September 30, 1918
On the morning of September 30, 1918, President Woodrow Wilson delivered a speech in the Senate Chamber. Only the second president in the nation’s history to personally appear before the Senate, Wilson was on a political mission. The nation is at war, he reminded lawmakers. “This war could not have been fought…[without] the services of…women.” He implored senators to pass the constitutional amendment providing for woman’s suffrage.
Since the Susan B. Anthony amendment was first introduced in 1878, women had aggressively lobbied Congress to approve it. In 1913 hundreds of activists descended upon Washington. “We want action now,” they chanted as they marched into the Capitol. By 1916, both party platforms supported woman’s suffrage. That year, Wilson won reelection, and Democrats gained control of the House and Senate.
At the beginning of the new Congress in 1917, senators insisted that “if the president wants [the amendment] to pass…[we will] vote for it.” The president thought the issue should be left to the states, however, so suffragists focused their efforts on winning over Wilson. They silently picketed the White House, banners in hand, for months on end. When the United States entered World War I in April 1917, critics denounced the ongoing protests as unpatriotic. “Suffrage must be put aside,” they insisted. “This is war.” Rather than retreat, suffragists doubled down, hoisting new banners that addressed the president as “Kaiser Wilson.” D.C. police arrested protectors en masse. In prison, suffragists endured beatings and violent force-feedings. When journalists reported news of their inhumane treatment, Wilson felt compelled to respond.

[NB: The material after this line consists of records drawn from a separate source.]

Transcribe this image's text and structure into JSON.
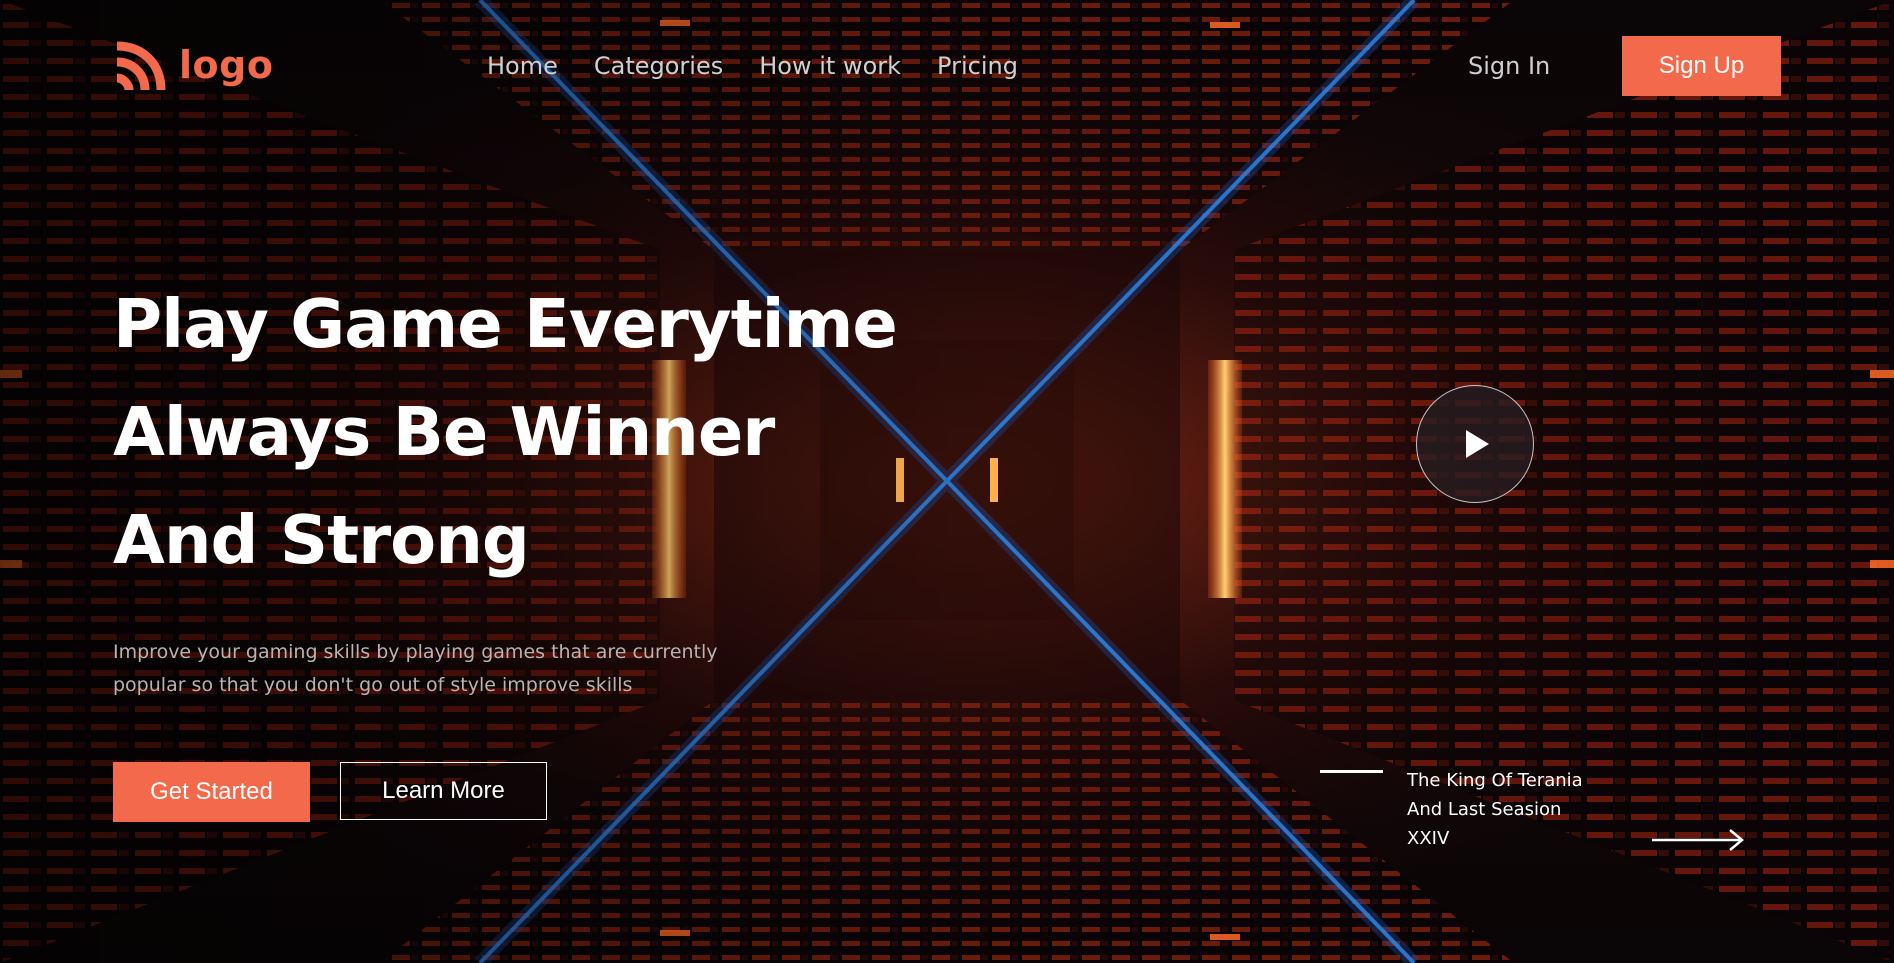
{
  "brand": {
    "logo_text": "logo",
    "accent_color": "#f26a4b",
    "logo_icon": "rss-wave-icon"
  },
  "nav": {
    "items": [
      {
        "label": "Home"
      },
      {
        "label": "Categories"
      },
      {
        "label": "How it work"
      },
      {
        "label": "Pricing"
      }
    ],
    "signin_label": "Sign In",
    "signup_label": "Sign Up"
  },
  "hero": {
    "headline_lines": [
      "Play Game Everytime",
      "Always Be Winner",
      "And Strong"
    ],
    "subtext": "Improve your gaming skills by playing games that are currently popular so that you don't go out of style improve skills",
    "primary_cta": "Get Started",
    "secondary_cta": "Learn More",
    "play_icon": "play-icon"
  },
  "featured": {
    "title_lines": [
      "The King Of Terania",
      "And Last Seasion",
      "XXIV"
    ],
    "arrow_icon": "arrow-right-icon"
  }
}
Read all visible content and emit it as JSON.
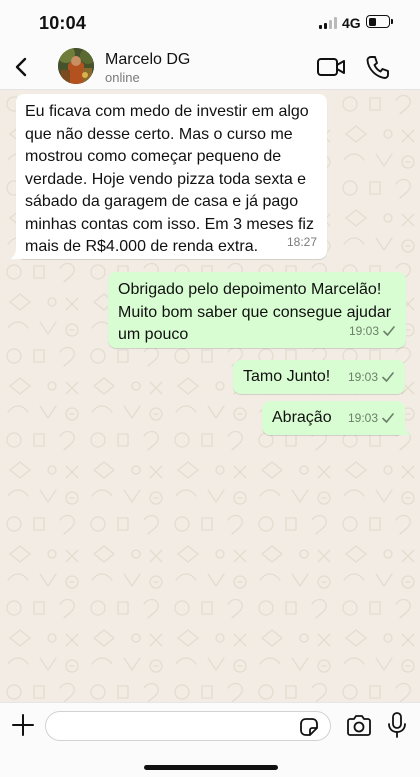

The president worried that Congress’s failure to pass the amendment had become a political liability for his party. His concern prompted him to personally deliver a speech to the Senate, five weeks before the midterm election of 1918. “Give justice to women,” he pleaded.
The president’s words did not fall on deaf ears. In the fall of 1918, a bipartisan majority of senators supported the proposal, though they fell just short of the two-thirds majority required for constitutional amendments. Perhaps the president’s speech would win the support of senators known to oppose the measure, a coalition of Southern Democrats and Northeastern Republicans known as the “unholy alliance.” Collectively, they opposed woman’s suffrage for a variety of reasons. “Do not force upon [the states] the enfranchisement of those women who are not of our race,” implored one opponent. Others argued that women possessed neither the intellectual nor emotional capacity to make reasoned decisions. Still others chaffed at the thought of relenting to the demands of the so-called “petticoat brigade.”
Supporters of the amendment grumbled at their colleagues’ intransigence. “Men are selfish, especially in the possession of power,” concluded one California senator. Others noted the hypocrisy of denying women the right to vote during wartime. Why do we ask American doughboys to fight for Europeans’ right to self-determination, a senator from Colorado wondered, while “50 per cent of our population is disenfranchised”?
Wilson delivered his short speech for suffrage, then returned to the White House to wait. The following day, on October 1, 1918, the Senate took up the suffrage bill. A clerk called the roll: Mr. Ashurst, aye. Mr. Baird, no. And on and on it went. When Senator Wolcott of Delaware cast the final vote—nay—the amendment fell one vote short of passage. Five weeks later, the president lost his congressional majorities in the 1918 midterm election, in part because of the party’s failure to approve the suffrage amendment.